The doctor continued to read out loud, reading each sentence and feeling the need to confirm everything it said before moving on. I didn’t really understand why I had to talk about things that were already included in my record. You were physically and sexually abused by your mother? She would burn you? Why did she do that? Were you sexually abused by your father?
Why does it matter? This information is already available. Just stop. Don’t ask me to go there. Don’t make me relive it all again. How am I supposed to know why my mother was the way she was? How am I supposed to know why she hurt me? It was like she was looking for some kind of reason, for something I must have done to cause it all.
But that wasn’t what pushed me over the edge.
The mother is currently in a relationship with her son.
I didn’t realize that was in my history. A bit shocking, but I dealt with it. Until the doctor started asking questions.
Are you in contact with your brother?
No. I haven’t spoken to him or my family since I ran away.
Why aren’t you speaking to him?
Because he lives with my mother. You know, the woman I ran away from.
I still don’t understand why you haven’t contacted him.
Because I’m not sacrificing my safety for him.

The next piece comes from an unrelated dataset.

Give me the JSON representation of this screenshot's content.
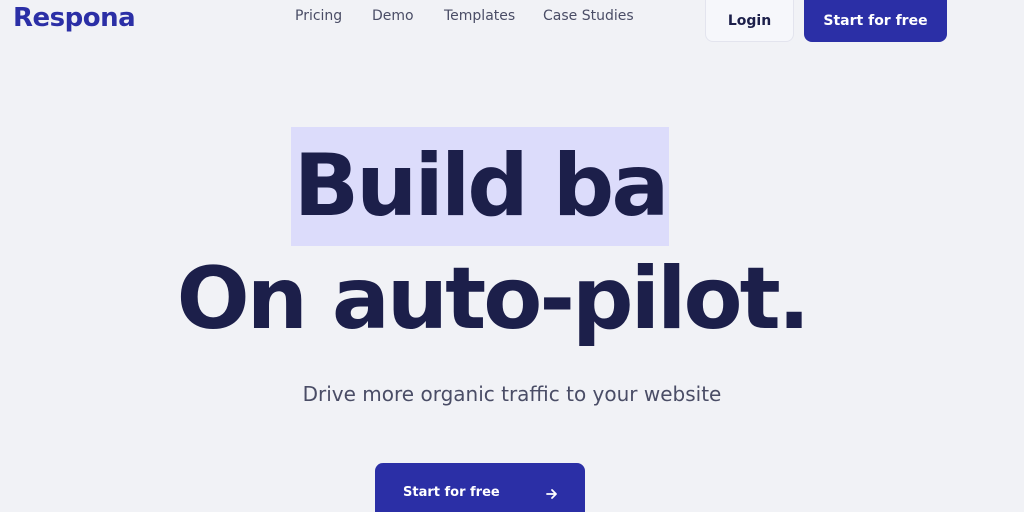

Her persistence in questioning aggravated me. She was making me feel bad for not reaching out to my brother, as if she thought I had some obligation to save him from my mother, to protect him from her. What a horrible person I must be to know that she’s still hurting him and to do nothing to help him.
My choices in life are mine. I chose to run away. By myself. I live with that decision every day. I’d be lying if I said I didn’t think about helping him before I ran. I wanted to save them all. My father, my brother, and I. But I couldn’t do it. I knew if either of them found out what I was planning, they would tell her and I would be punished in the worst way.

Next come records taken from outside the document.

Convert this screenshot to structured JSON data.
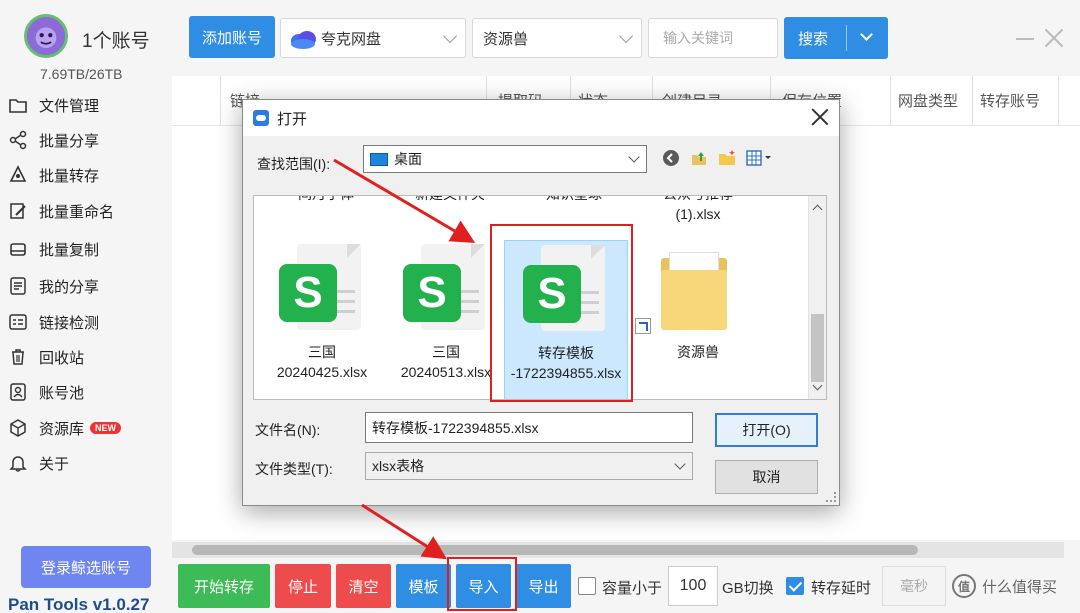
{
  "header": {
    "account_count": "1个账号",
    "storage": "7.69TB/26TB",
    "add_account": "添加账号",
    "cloud_select": "夸克网盘",
    "source_select": "资源兽",
    "keyword_placeholder": "输入关键词",
    "search": "搜索"
  },
  "sidebar": {
    "items": [
      {
        "label": "文件管理",
        "icon": "folder-icon"
      },
      {
        "label": "批量分享",
        "icon": "share-icon"
      },
      {
        "label": "批量转存",
        "icon": "transfer-icon"
      },
      {
        "label": "批量重命名",
        "icon": "rename-icon"
      },
      {
        "label": "批量复制",
        "icon": "copy-icon"
      },
      {
        "label": "我的分享",
        "icon": "my-share-icon"
      },
      {
        "label": "链接检测",
        "icon": "link-check-icon"
      },
      {
        "label": "回收站",
        "icon": "trash-icon"
      },
      {
        "label": "账号池",
        "icon": "account-pool-icon"
      },
      {
        "label": "资源库",
        "icon": "box-icon",
        "badge": "NEW"
      },
      {
        "label": "关于",
        "icon": "bell-icon"
      }
    ],
    "login_button": "登录鲸选账号",
    "version": "Pan Tools v1.0.27"
  },
  "table": {
    "columns": [
      "链接",
      "提取码",
      "状态",
      "创建目录",
      "保存位置",
      "网盘类型",
      "转存账号"
    ]
  },
  "toolbar": {
    "start": "开始转存",
    "stop": "停止",
    "clear": "清空",
    "template": "模板",
    "import": "导入",
    "export": "导出",
    "capacity_label": "容量小于",
    "capacity_value": "100",
    "gb_switch": "GB切换",
    "delay_label": "转存延时",
    "delay_checked": true,
    "capacity_checked": false,
    "ms": "毫秒"
  },
  "dialog": {
    "title": "打开",
    "look_in_label": "查找范围(I):",
    "look_in_value": "桌面",
    "cut_off_names": [
      "间月子体",
      "新建文件夹",
      "知识星球",
      "公众号推荐"
    ],
    "partial_name_line2": "(1).xlsx",
    "files": [
      {
        "line1": "三国",
        "line2": "20240425.xlsx"
      },
      {
        "line1": "三国",
        "line2": "20240513.xlsx"
      },
      {
        "line1": "转存模板",
        "line2": "-1722394855.xlsx",
        "selected": true
      },
      {
        "line1": "资源兽",
        "line2": ""
      }
    ],
    "filename_label": "文件名(N):",
    "filename_value": "转存模板-1722394855.xlsx",
    "filetype_label": "文件类型(T):",
    "filetype_value": "xlsx表格",
    "open_button": "打开(O)",
    "cancel_button": "取消"
  },
  "watermark": "什么值得买",
  "colors": {
    "primary_blue": "#2f8de4",
    "green": "#3dbb56",
    "red": "#ee4c4c",
    "annotation_red": "#e02020",
    "login_purple": "#6f86f0"
  }
}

My brother lived in denial for too long. He was too complacent with the life she made him live. I’m not sure he saw her for who she really was. I’m not sure he fully understood what she had been doing was wrong.
He had his brief moments of clarity. I remember sitting next to him one day, myself an outwardly angry teenager, himself an inwardly angry 20-something. He saw the cuts on my arms. He turned to me, lifted his sleeve, and said to me I’m hurting, too.

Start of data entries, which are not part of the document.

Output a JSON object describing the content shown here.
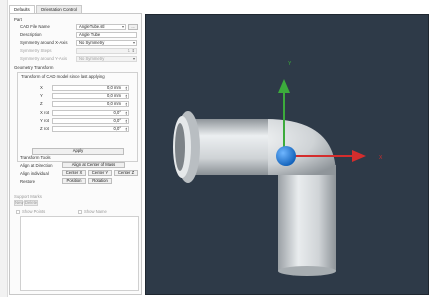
{
  "tabs": [
    "Defaults",
    "Orientation Control"
  ],
  "part": {
    "section": "Part",
    "cad_file_label": "CAD File Name",
    "cad_file_value": "AngleTube.stl",
    "browse_label": "...",
    "description_label": "Description",
    "description_value": "Angle Tube",
    "symmetry_x_label": "Symmetry around X-Axis",
    "symmetry_x_value": "No Symmetry",
    "symmetry_steps_label": "Symmetry Steps",
    "symmetry_steps_value": "1",
    "symmetry_y_label": "Symmetry around Y-Axis",
    "symmetry_y_value": "No Symmetry"
  },
  "geometry": {
    "section": "Geometry Transform",
    "group_title": "Transform of CAD model since last applying",
    "rows": [
      {
        "label": "X",
        "value": "0,0 mm"
      },
      {
        "label": "Y",
        "value": "0,0 mm"
      },
      {
        "label": "Z",
        "value": "0,0 mm"
      },
      {
        "label": "X rot",
        "value": "0,0°"
      },
      {
        "label": "Y rot",
        "value": "0,0°"
      },
      {
        "label": "Z rot",
        "value": "0,0°"
      }
    ],
    "apply_label": "Apply"
  },
  "tools": {
    "section": "Transform Tools",
    "align_direction_label": "Align at Direction",
    "align_center_mass": "Align at Center of Mass",
    "align_individual_label": "Align individual",
    "center_x": "Center X",
    "center_y": "Center Y",
    "center_z": "Center Z",
    "restore_label": "Restore",
    "position": "Position",
    "rotation": "Rotation"
  },
  "support": {
    "section": "Support Marks",
    "new_label": "New",
    "delete_label": "Delete",
    "show_points": "Show Points",
    "show_name": "Show Name"
  },
  "viewport": {
    "axis_y": "Y",
    "axis_x": "X",
    "colors": {
      "background": "#2e3a48",
      "axis_y": "#3cab3c",
      "axis_x": "#d42d2d",
      "marker": "#1f7fd8",
      "model": "#cfd3d6"
    }
  }
}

In that brief moment, there was a connection between us. A mutual understanding of the pain we both endured. Yet neither of us were able to put words to it. It was never spoken about again. He went on like nothing was wrong. I went on believing that both of us were hopeless. That was the one and only time I felt connected to him.
After I ran away, I heard bits and pieces of what happened to my family after I left. I know my brother struggled. He barely left the house. People tried to get through to him. At times, he wanted to leave her, but he felt trapped, both physically and financially.
I knew that feeling. The feeling of being trapped. It’s what I felt up until the day I finally ran away. I wanted him to know the feeling of freedom. I wanted him to experience life without our mother. But I couldn’t help him. I could barely help myself.
It took me a long time to forgive myself for not saving him, yet those guilty feelings still come back every October, around the time of his birthday. I think about what he must be going through. I worry about him giving up on his life. I wonder what his life would be like if I had just saved both of us instead of just me.
But I am not my brother’s keeper. It wasn’t and still isn’t my responsibility to save him. He’s an adult. He has choices. While it’s not his choice to get hurt, it is his choice to stay. I can’t make him see reality. I can’t pull him by the leg and drag him away. I can’t protect him from my mother.
I hope my brother finds peace one day. But I cannot be his savior.